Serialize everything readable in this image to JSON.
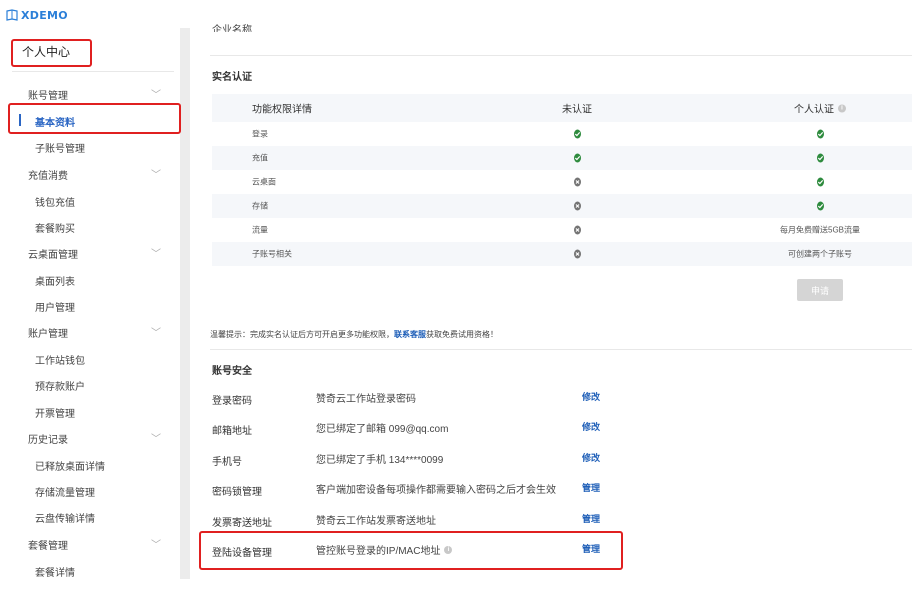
{
  "app": {
    "logo_text": "XDEMO"
  },
  "sidebar": {
    "personal_center": "个人中心",
    "groups": [
      {
        "label": "账号管理",
        "items": [
          "基本资料",
          "子账号管理"
        ]
      },
      {
        "label": "充值消费",
        "items": [
          "钱包充值",
          "套餐购买"
        ]
      },
      {
        "label": "云桌面管理",
        "items": [
          "桌面列表",
          "用户管理"
        ]
      },
      {
        "label": "账户管理",
        "items": [
          "工作站钱包",
          "预存款账户",
          "开票管理"
        ]
      },
      {
        "label": "历史记录",
        "items": [
          "已释放桌面详情",
          "存储流量管理",
          "云盘传输详情"
        ]
      },
      {
        "label": "套餐管理",
        "items": [
          "套餐详情"
        ]
      }
    ],
    "active_item": "基本资料"
  },
  "main": {
    "cut_label": "企业名称",
    "realname": {
      "title": "实名认证",
      "headers": [
        "功能权限详情",
        "未认证",
        "个人认证"
      ],
      "rows": [
        {
          "name": "登录",
          "unverified": "check",
          "personal": "check"
        },
        {
          "name": "充值",
          "unverified": "check",
          "personal": "check"
        },
        {
          "name": "云桌面",
          "unverified": "cross",
          "personal": "check"
        },
        {
          "name": "存储",
          "unverified": "cross",
          "personal": "check"
        },
        {
          "name": "流量",
          "unverified": "cross",
          "personal_text": "每月免费赠送5GB流量"
        },
        {
          "name": "子账号相关",
          "unverified": "cross",
          "personal_text": "可创建两个子账号"
        }
      ],
      "apply_button": "申请"
    },
    "tip": {
      "prefix": "温馨提示：完成实名认证后方可开启更多功能权限，",
      "link": "联系客服",
      "suffix": "获取免费试用资格！"
    },
    "security": {
      "title": "账号安全",
      "rows": [
        {
          "label": "登录密码",
          "desc": "赞奇云工作站登录密码",
          "action": "修改"
        },
        {
          "label": "邮箱地址",
          "desc": "您已绑定了邮箱 099@qq.com",
          "action": "修改"
        },
        {
          "label": "手机号",
          "desc": "您已绑定了手机 134****0099",
          "action": "修改"
        },
        {
          "label": "密码锁管理",
          "desc": "客户端加密设备每项操作都需要输入密码之后才会生效",
          "action": "管理"
        },
        {
          "label": "发票寄送地址",
          "desc": "赞奇云工作站发票寄送地址",
          "action": "管理"
        },
        {
          "label": "登陆设备管理",
          "desc": "管控账号登录的IP/MAC地址",
          "action": "管理"
        }
      ]
    }
  },
  "colors": {
    "accent": "#1f5fb8",
    "success": "#2e8b3e",
    "disabled": "#757575",
    "highlight": "#e02020"
  }
}
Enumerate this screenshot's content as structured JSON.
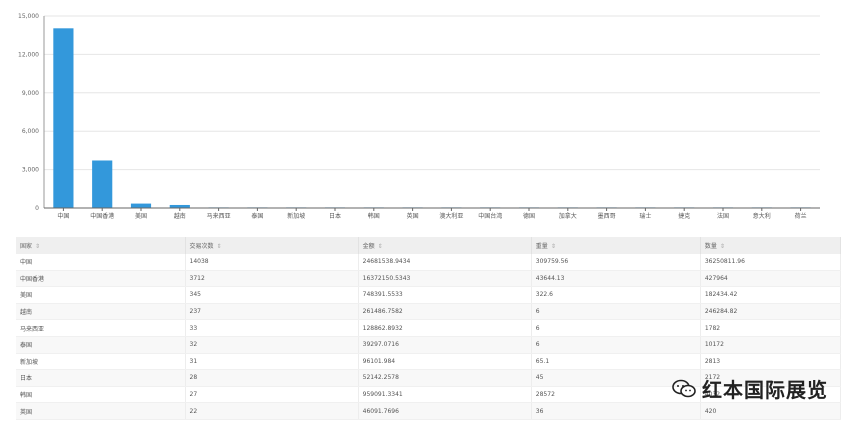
{
  "chart_data": {
    "type": "bar",
    "categories": [
      "中国",
      "中国香港",
      "美国",
      "越南",
      "马来西亚",
      "泰国",
      "新加坡",
      "日本",
      "韩国",
      "英国",
      "澳大利亚",
      "中国台湾",
      "德国",
      "加拿大",
      "墨西哥",
      "瑞士",
      "捷克",
      "法国",
      "意大利",
      "荷兰"
    ],
    "values": [
      14038,
      3712,
      345,
      237,
      33,
      32,
      31,
      28,
      27,
      22,
      15,
      12,
      10,
      9,
      8,
      7,
      6,
      6,
      5,
      4
    ],
    "yticks": [
      "0",
      "3,000",
      "6,000",
      "9,000",
      "12,000",
      "15,000"
    ],
    "ylim": [
      0,
      15000
    ],
    "color": "#3398db",
    "grid": true
  },
  "table": {
    "headers": [
      "国家",
      "交易次数",
      "金额",
      "重量",
      "数量"
    ],
    "sort_glyph": "⇕",
    "rows": [
      [
        "中国",
        "14038",
        "24681538.9434",
        "309759.56",
        "36250811.96"
      ],
      [
        "中国香港",
        "3712",
        "16372150.5343",
        "43644.13",
        "427964"
      ],
      [
        "美国",
        "345",
        "748391.5533",
        "322.6",
        "182434.42"
      ],
      [
        "越南",
        "237",
        "261486.7582",
        "6",
        "246284.82"
      ],
      [
        "马来西亚",
        "33",
        "128862.8932",
        "6",
        "1782"
      ],
      [
        "泰国",
        "32",
        "39297.0716",
        "6",
        "10172"
      ],
      [
        "新加坡",
        "31",
        "96101.984",
        "65.1",
        "2813"
      ],
      [
        "日本",
        "28",
        "52142.2578",
        "45",
        "2172"
      ],
      [
        "韩国",
        "27",
        "959091.3341",
        "28572",
        "4032"
      ],
      [
        "英国",
        "22",
        "46091.7696",
        "36",
        "420"
      ]
    ]
  },
  "watermark": {
    "text": "红本国际展览",
    "icon": "wechat-icon"
  }
}
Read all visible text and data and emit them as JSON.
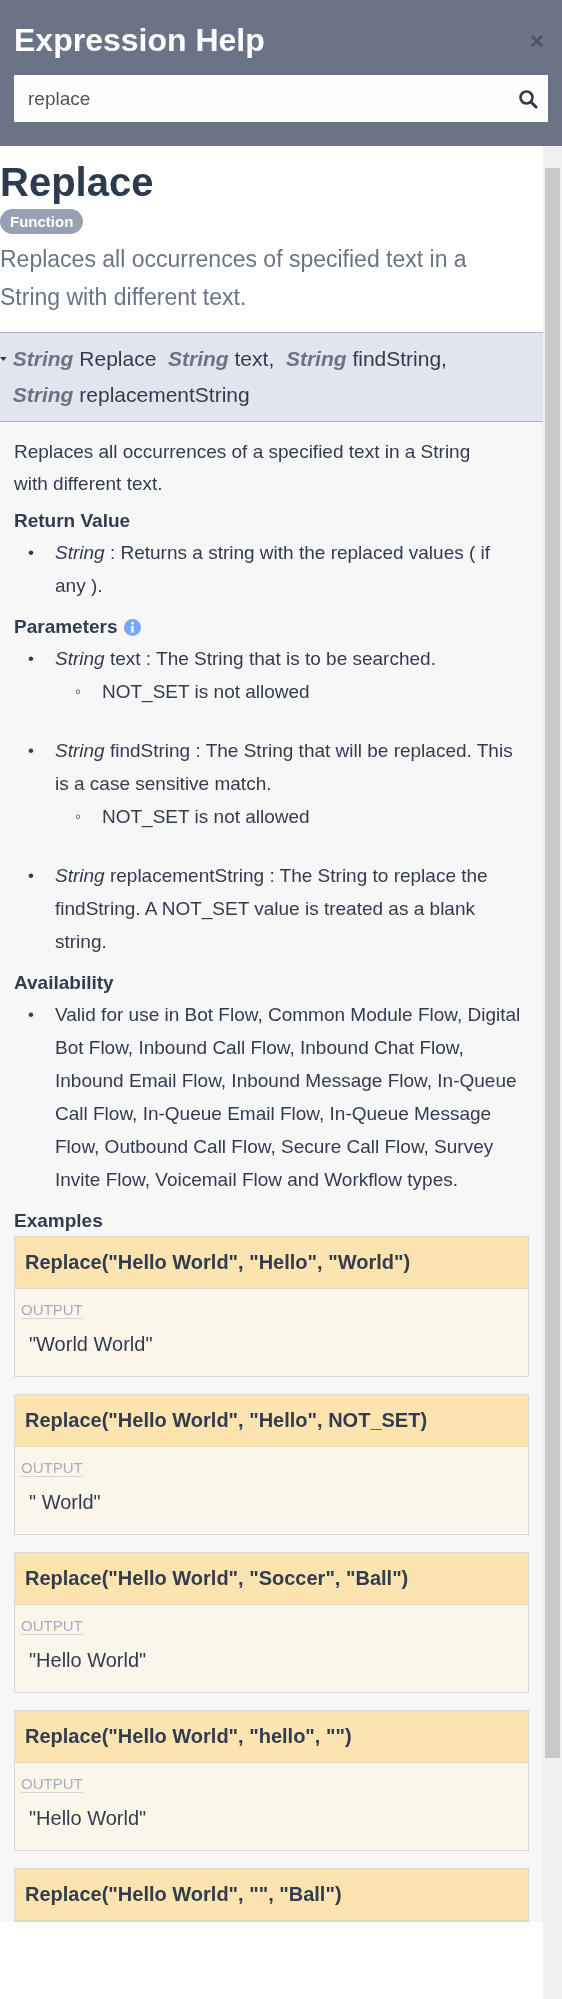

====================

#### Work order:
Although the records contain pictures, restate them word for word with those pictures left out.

#### Output of the exercise:
Serialize everything readable in this image to JSON.
{
  "app": {
    "logo_text": "XDEMO"
  },
  "sidebar": {
    "personal_center": "个人中心",
    "groups": [
      {
        "label": "账号管理",
        "items": [
          "基本资料",
          "子账号管理"
        ]
      },
      {
        "label": "充值消费",
        "items": [
          "钱包充值",
          "套餐购买"
        ]
      },
      {
        "label": "云桌面管理",
        "items": [
          "桌面列表",
          "用户管理"
        ]
      },
      {
        "label": "账户管理",
        "items": [
          "工作站钱包",
          "预存款账户",
          "开票管理"
        ]
      },
      {
        "label": "历史记录",
        "items": [
          "已释放桌面详情",
          "存储流量管理",
          "云盘传输详情"
        ]
      },
      {
        "label": "套餐管理",
        "items": [
          "套餐详情"
        ]
      }
    ],
    "active_item": "基本资料"
  },
  "main": {
    "cut_label": "企业名称",
    "realname": {
      "title": "实名认证",
      "headers": [
        "功能权限详情",
        "未认证",
        "个人认证"
      ],
      "rows": [
        {
          "name": "登录",
          "unverified": "check",
          "personal": "check"
        },
        {
          "name": "充值",
          "unverified": "check",
          "personal": "check"
        },
        {
          "name": "云桌面",
          "unverified": "cross",
          "personal": "check"
        },
        {
          "name": "存储",
          "unverified": "cross",
          "personal": "check"
        },
        {
          "name": "流量",
          "unverified": "cross",
          "personal_text": "每月免费赠送5GB流量"
        },
        {
          "name": "子账号相关",
          "unverified": "cross",
          "personal_text": "可创建两个子账号"
        }
      ],
      "apply_button": "申请"
    },
    "tip": {
      "prefix": "温馨提示：完成实名认证后方可开启更多功能权限，",
      "link": "联系客服",
      "suffix": "获取免费试用资格！"
    },
    "security": {
      "title": "账号安全",
      "rows": [
        {
          "label": "登录密码",
          "desc": "赞奇云工作站登录密码",
          "action": "修改"
        },
        {
          "label": "邮箱地址",
          "desc": "您已绑定了邮箱 099@qq.com",
          "action": "修改"
        },
        {
          "label": "手机号",
          "desc": "您已绑定了手机 134****0099",
          "action": "修改"
        },
        {
          "label": "密码锁管理",
          "desc": "客户端加密设备每项操作都需要输入密码之后才会生效",
          "action": "管理"
        },
        {
          "label": "发票寄送地址",
          "desc": "赞奇云工作站发票寄送地址",
          "action": "管理"
        },
        {
          "label": "登陆设备管理",
          "desc": "管控账号登录的IP/MAC地址",
          "action": "管理"
        }
      ]
    }
  },
  "colors": {
    "accent": "#1f5fb8",
    "success": "#2e8b3e",
    "disabled": "#757575",
    "highlight": "#e02020"
  }
}
Enumerate this screenshot's content as structured JSON.
{
  "chart_data": {
    "type": "bar",
    "categories": [
      "中国",
      "中国香港",
      "美国",
      "越南",
      "马来西亚",
      "泰国",
      "新加坡",
      "日本",
      "韩国",
      "英国",
      "澳大利亚",
      "中国台湾",
      "德国",
      "加拿大",
      "墨西哥",
      "瑞士",
      "捷克",
      "法国",
      "意大利",
      "荷兰"
    ],
    "values": [
      14038,
      3712,
      345,
      237,
      33,
      32,
      31,
      28,
      27,
      22,
      15,
      12,
      10,
      9,
      8,
      7,
      6,
      6,
      5,
      4
    ],
    "yticks": [
      "0",
      "3,000",
      "6,000",
      "9,000",
      "12,000",
      "15,000"
    ],
    "ylim": [
      0,
      15000
    ],
    "color": "#3398db",
    "grid": true
  },
  "table": {
    "headers": [
      "国家",
      "交易次数",
      "金额",
      "重量",
      "数量"
    ],
    "sort_glyph": "⇕",
    "rows": [
      [
        "中国",
        "14038",
        "24681538.9434",
        "309759.56",
        "36250811.96"
      ],
      [
        "中国香港",
        "3712",
        "16372150.5343",
        "43644.13",
        "427964"
      ],
      [
        "美国",
        "345",
        "748391.5533",
        "322.6",
        "182434.42"
      ],
      [
        "越南",
        "237",
        "261486.7582",
        "6",
        "246284.82"
      ],
      [
        "马来西亚",
        "33",
        "128862.8932",
        "6",
        "1782"
      ],
      [
        "泰国",
        "32",
        "39297.0716",
        "6",
        "10172"
      ],
      [
        "新加坡",
        "31",
        "96101.984",
        "65.1",
        "2813"
      ],
      [
        "日本",
        "28",
        "52142.2578",
        "45",
        "2172"
      ],
      [
        "韩国",
        "27",
        "959091.3341",
        "28572",
        "4032"
      ],
      [
        "英国",
        "22",
        "46091.7696",
        "36",
        "420"
      ]
    ]
  },
  "watermark": {
    "text": "红本国际展览",
    "icon": "wechat-icon"
  }
}
Read all visible text and data and emit them as JSON.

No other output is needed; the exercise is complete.